I have two pieces of advice, unsolicited—already noted. In order of importance:

•Take a walk outside if you can. The terrors that we face as adults, moving through this strange new world, well, they don’t seem nearly so formidable if we breathe fresh air. The Bible says that God gives us even the breathe in our bodies; we should be grateful for that.

I am a firm believer now in the power of positive thinking, albeit not the Peale/Schuller kind, necessarily. Rather, at the end of the day, when everything else we could rely on has burned away, there are simple realities and blessings we can enjoy and milk for all they’re worth. A walk through the trees and meadows, or even down a small-town sidewalk can reinvigorate us. I highly recommend it. And, remember, if you are facing bankruptcy or health problems, so are many others. At least you’re not alone.

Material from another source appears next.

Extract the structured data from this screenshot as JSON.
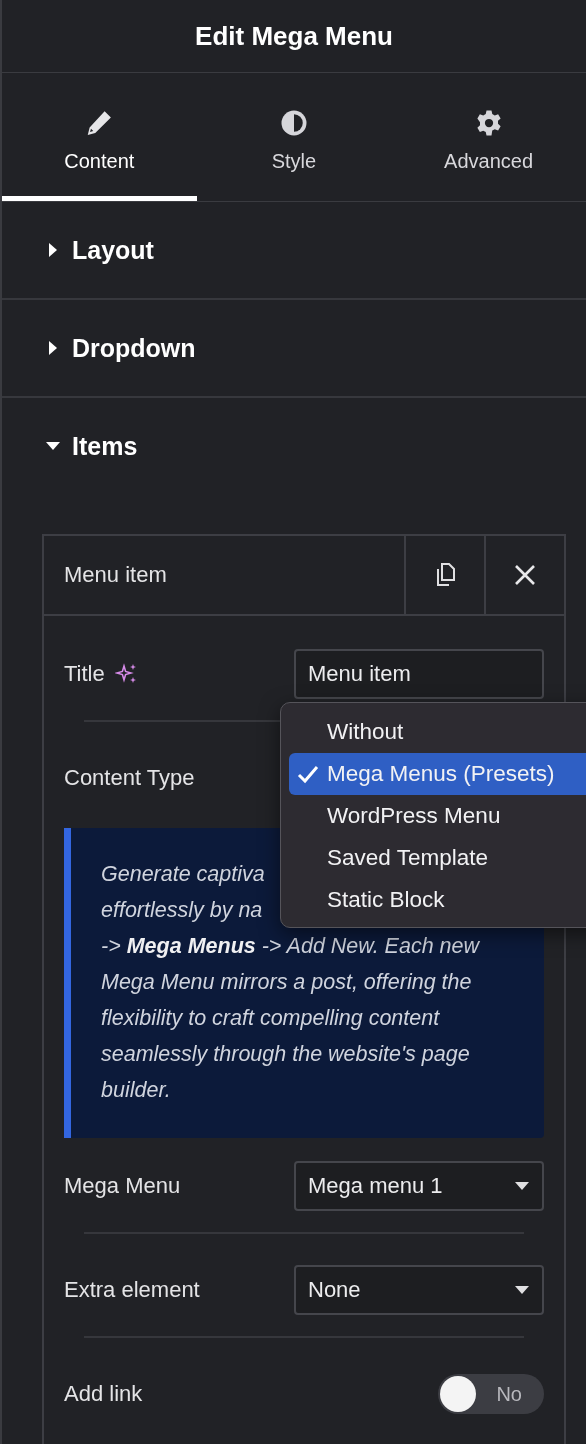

•The second (and most important) bit of advice is to call on the name of the Lord. This is what we learn that the ancients did, from the Bible. He always heard them in their distress.

As I like to say, God will hear anyone: a Christian, a Jew, a Muslim, a Buddhist, even an atheist. Part of the biblical story is that He has mercy on us, the sometimes-pitiful creatures that are made in His image—spirit.

If you can, try these things. And, if you can again, let me know how it goes for you, will you?

There are several amazing prophecies in the Bible’s book of Zechariah. At the very end of the book, we see a scenario in which the nations of the world come against “Jerusalem.”

Why?

I submit that this occurs for one reason: the Jews control the Holy City, today.

For thousands of years, no one came against Jerusalem. It was just there. In 1949, though, the Israelis took control of the western side of the city. Nineteen years later, they took the Old City.

The world has hated them ever since.

When people ask me what I think the trigger or catalyst will be for the Bible’s stated consummation of history, I answer that it will be the status of Jerusalem. Zechariah recorded that the nations of the world would want it. Israel has it.

Whether you believe in Bible prophecy or not, you must admit—if you know history at all—that the positioning of Israel, in the context of the international community’s wishes (Palestine!), is quite striking.

It is something, I would suggest, for the individual to meditate on, for sure.